Sanders noted that Jackson is the only doctor that has examined Trump and is "the only credible source when it comes to diagnosing any health concerns".
The results were something the White House ― which had refused to say beforehand whether Trump would take a cognitive assessment ― was pleased to discuss, and Jackson spent almost a full hour taking questions about Trump's physical exam at Tuesday's daily briefing.
"He's more enthusiastic about the diet part than the exercise part, but we're gonna do both", said Jackson.
Even more perplexing for Colbert is that "despite all evidence, Donald Trump does have a heart".
According to Jackson, Trump weighs 239 pounds and is 6 feet, 3 inches tall. "I think a reasonable goal over the next year or so is to lose 10 to 15 pounds".
Aside from his weight, Trump's cardiac health is excellent for his age (Trump is the oldest President to ever assume office). Jackson acknowledged he had spoken with the president about "diet, exercise and weight loss", and said a nutritionist would be working with the president to change his eating habits.More news: UK firm fails, fate of Canadian workers, projects unknown

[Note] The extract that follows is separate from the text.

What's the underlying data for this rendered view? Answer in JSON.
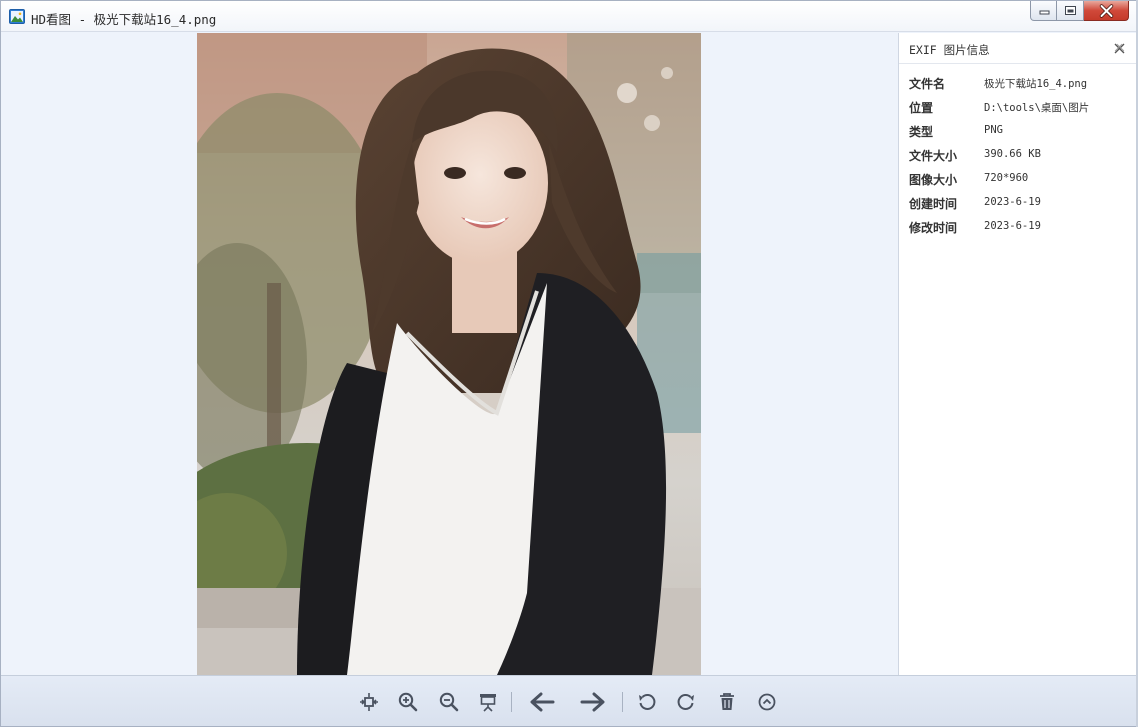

The doctor speculates that Trump requested the exam in an attempt to beat back the narrative of the past few weeks that he is mentally unfit for office. "He has incredible genes, I just assume".
"It's called genetics", Jackson said.

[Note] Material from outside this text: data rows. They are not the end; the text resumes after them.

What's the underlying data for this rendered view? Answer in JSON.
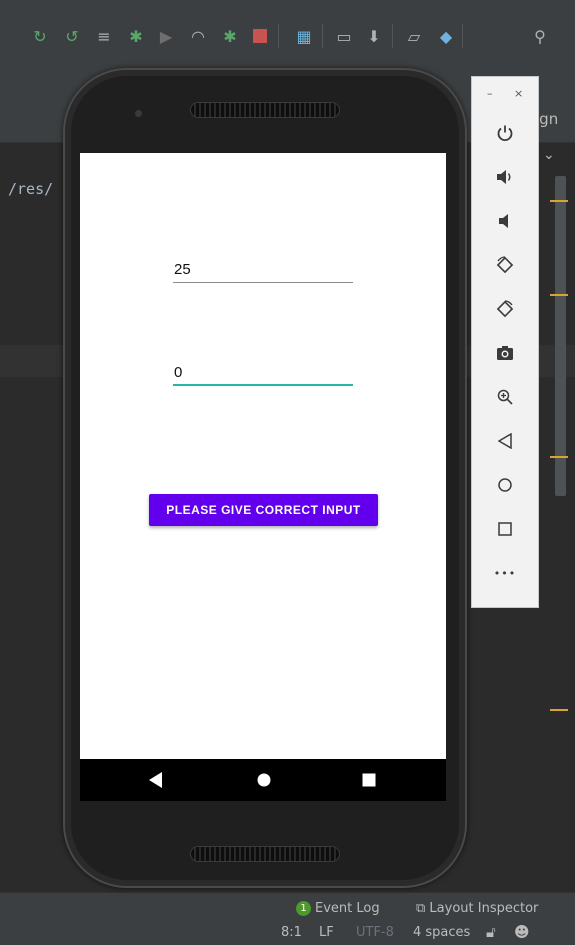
{
  "ide": {
    "path_fragment": "/res/",
    "design_fragment": "ign",
    "colors": {
      "accent": "#6200ee",
      "focus": "#26b5a7",
      "gutter_mark": "#d6a534"
    },
    "toolbar_icons": [
      "apply-changes-icon",
      "apply-code-changes-icon",
      "logcat-icon",
      "debug-icon",
      "attach-debugger-icon",
      "profile-icon",
      "debug-tests-icon",
      "stop-icon",
      "project-structure-icon",
      "avd-manager-icon",
      "sdk-manager-icon",
      "device-file-icon",
      "sync-icon",
      "search-icon"
    ],
    "status": {
      "event_log_count": "1",
      "event_log": "Event Log",
      "layout_inspector": "Layout Inspector",
      "position": "8:1",
      "line_ending": "LF",
      "encoding": "UTF-8",
      "indent": "4 spaces"
    }
  },
  "app": {
    "field1_value": "25",
    "field2_value": "0",
    "button_label": "PLEASE GIVE CORRECT INPUT"
  },
  "emulator": {
    "minimize": "–",
    "close": "×",
    "controls": [
      "power-icon",
      "volume-up-icon",
      "volume-down-icon",
      "rotate-left-icon",
      "rotate-right-icon",
      "screenshot-icon",
      "zoom-icon",
      "back-icon",
      "home-icon",
      "overview-icon",
      "more-icon"
    ],
    "more_label": "•••"
  }
}
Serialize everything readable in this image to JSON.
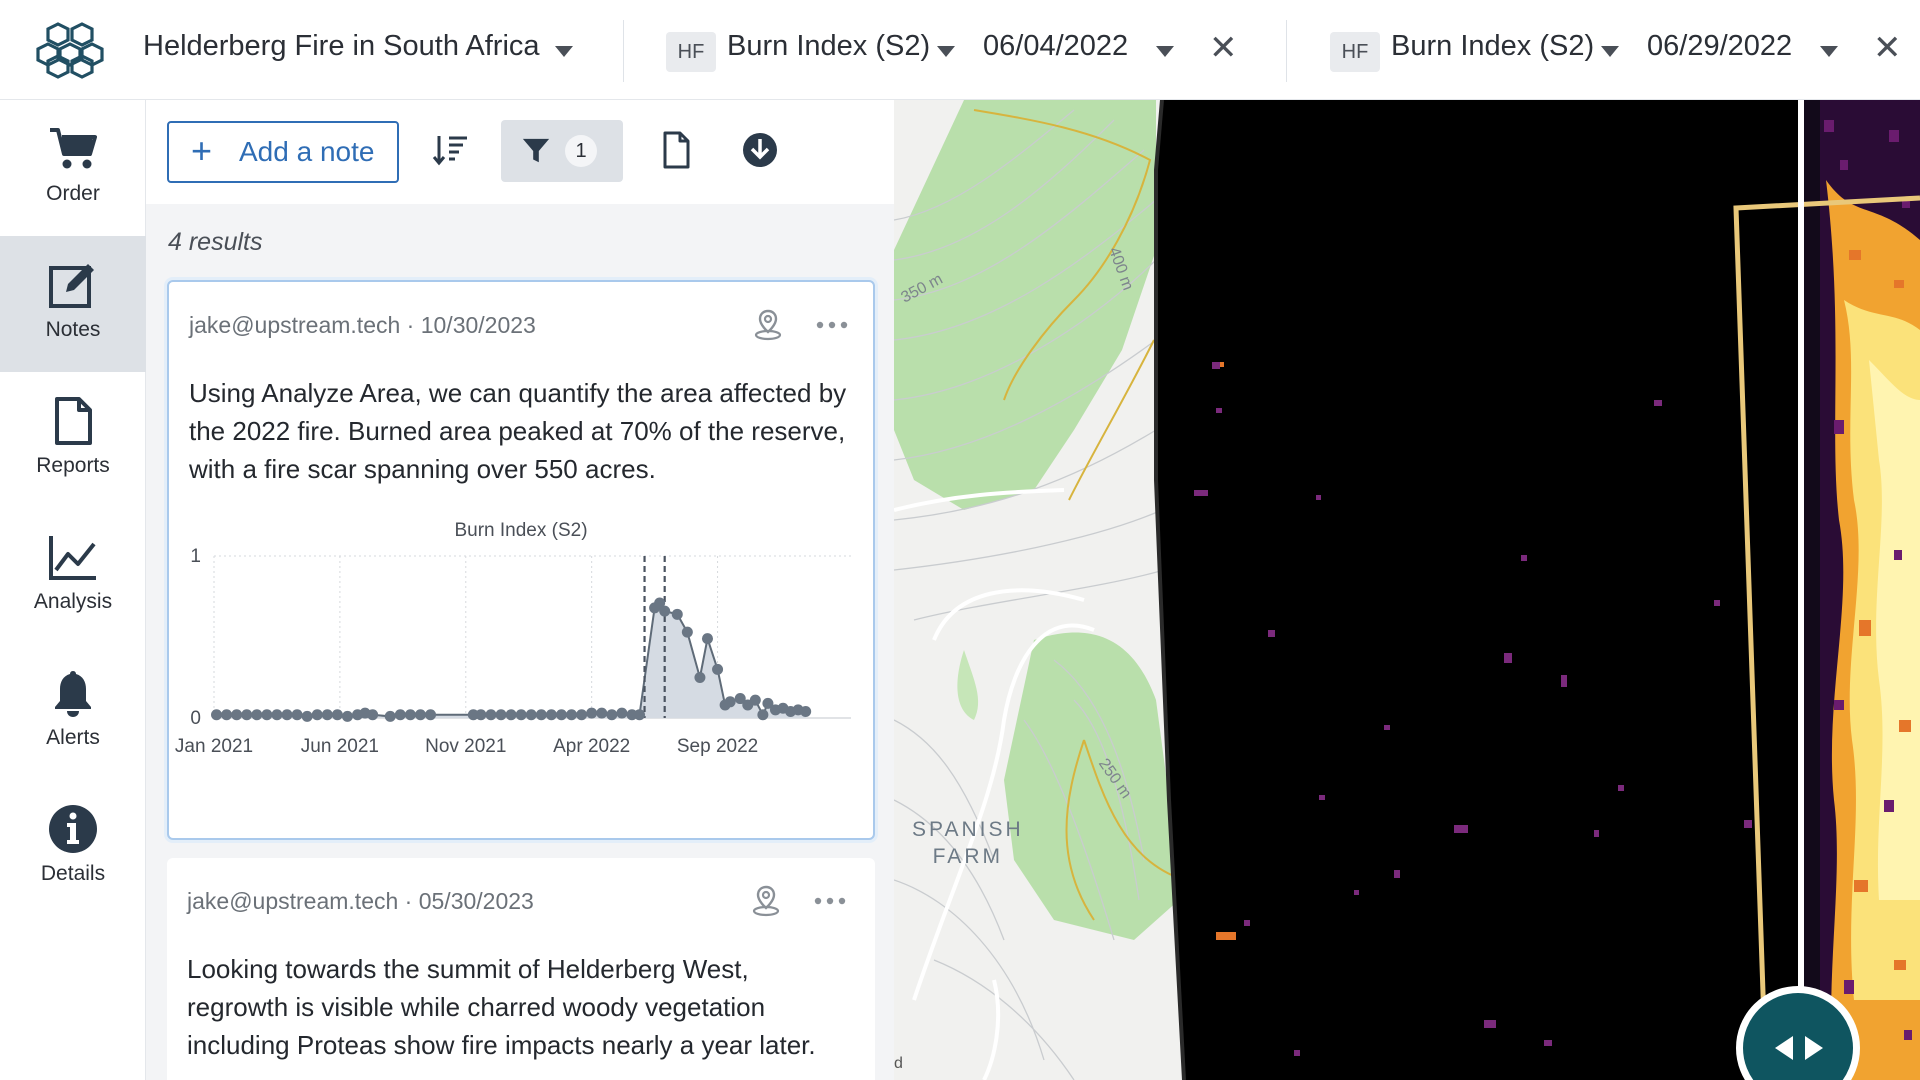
{
  "header": {
    "project_title": "Helderberg Fire in South Africa",
    "left_layer": {
      "badge": "HF",
      "name": "Burn Index (S2)",
      "date": "06/04/2022"
    },
    "right_layer": {
      "badge": "HF",
      "name": "Burn Index (S2)",
      "date": "06/29/2022"
    }
  },
  "rail": {
    "items": [
      {
        "label": "Order",
        "icon": "cart-icon",
        "active": false
      },
      {
        "label": "Notes",
        "icon": "edit-note-icon",
        "active": true
      },
      {
        "label": "Reports",
        "icon": "document-icon",
        "active": false
      },
      {
        "label": "Analysis",
        "icon": "line-chart-icon",
        "active": false
      },
      {
        "label": "Alerts",
        "icon": "bell-icon",
        "active": false
      },
      {
        "label": "Details",
        "icon": "info-icon",
        "active": false
      }
    ]
  },
  "toolbar": {
    "add_note_label": "Add a note",
    "filter_count": "1"
  },
  "results_label": "4 results",
  "notes": [
    {
      "author": "jake@upstream.tech",
      "date": "10/30/2023",
      "meta": "jake@upstream.tech · 10/30/2023",
      "text": "Using Analyze Area, we can quantify the area affected by the 2022 fire. Burned area peaked at 70% of the reserve, with a fire scar spanning over 550 acres."
    },
    {
      "author": "jake@upstream.tech",
      "date": "05/30/2023",
      "meta": "jake@upstream.tech · 05/30/2023",
      "text": "Looking towards the summit of Helderberg West, regrowth is visible while charred woody vegetation including Proteas show fire impacts nearly a year later."
    }
  ],
  "chart_data": {
    "type": "area",
    "title": "Burn Index (S2)",
    "xlabel": "",
    "ylabel": "",
    "ylim": [
      0,
      1
    ],
    "y_ticks": [
      "0",
      "1"
    ],
    "x_ticks": [
      "Jan 2021",
      "Jun 2021",
      "Nov 2021",
      "Apr 2022",
      "Sep 2022"
    ],
    "x_tick_months": [
      0,
      5,
      10,
      15,
      20
    ],
    "markers_months": [
      17.1,
      17.9
    ],
    "series": [
      {
        "x_months": [
          0.1,
          0.5,
          0.9,
          1.3,
          1.7,
          2.1,
          2.5,
          2.9,
          3.3,
          3.7,
          4.1,
          4.5,
          4.9,
          5.3,
          5.7,
          6.0,
          6.3,
          7.0,
          7.4,
          7.8,
          8.2,
          8.6,
          10.3,
          10.6,
          11.0,
          11.4,
          11.8,
          12.2,
          12.6,
          13.0,
          13.4,
          13.8,
          14.2,
          14.6,
          15.0,
          15.4,
          15.8,
          16.2,
          16.6,
          16.9,
          17.5,
          17.7,
          17.9,
          18.4,
          18.8,
          19.3,
          19.6,
          20.0,
          20.3,
          20.5,
          20.9,
          21.2,
          21.5,
          21.8,
          22.0,
          22.3,
          22.6,
          22.9,
          23.2,
          23.5
        ],
        "values": [
          0.02,
          0.02,
          0.02,
          0.02,
          0.02,
          0.02,
          0.02,
          0.02,
          0.02,
          0.01,
          0.02,
          0.02,
          0.02,
          0.01,
          0.02,
          0.03,
          0.02,
          0.01,
          0.02,
          0.02,
          0.02,
          0.02,
          0.02,
          0.02,
          0.02,
          0.02,
          0.02,
          0.02,
          0.02,
          0.02,
          0.02,
          0.02,
          0.02,
          0.02,
          0.03,
          0.03,
          0.02,
          0.03,
          0.02,
          0.02,
          0.68,
          0.71,
          0.66,
          0.64,
          0.53,
          0.25,
          0.49,
          0.3,
          0.08,
          0.1,
          0.12,
          0.08,
          0.11,
          0.02,
          0.09,
          0.05,
          0.06,
          0.04,
          0.05,
          0.04
        ]
      }
    ]
  },
  "map": {
    "place_label_line1": "SPANISH",
    "place_label_line2": "FARM",
    "contour_labels": [
      "350 m",
      "400 m",
      "250 m"
    ],
    "attribution": "d"
  },
  "colors": {
    "accent": "#2f6db5",
    "handle": "#0f5560",
    "vegetation": "#a8d99a",
    "burn_hot": "#fff2a0",
    "burn_mid": "#f59a25",
    "burn_low": "#6a1c6e"
  }
}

"You said he doesn't drink and he doesn't smoke and other than the diet issue-did you address drug addiction?" the reporter asked.
The test, created in 1996 by neurologist Ziad Nasreddine in Montreal, isn't a psychiatric exam, Dr. Jackson acknowledged, and it isn't meant to screen for mental health issues beyond cognitive troubles.
On The Daily Show that night, Noah launched into a monologue about the physical examination and joked that maybe we were all wrong about Trump's personal doctor, Dr. Harold Bornstein.
The public report from Trump's upcoming exam was also likely to be short and sweet, said George Annas, head of the Center for Health Law, Ethics and Human Rights at Boston University School of Public Health.
Cognitive testing looks for signs of mild cognitive impairment and/or Alzheimer's disease.
'The people that do the food at the White House are extraordinary, but I think they can maybe make the portions a little bit smaller and maybe we'll cut out some of the more fattening ingredients, ' he said.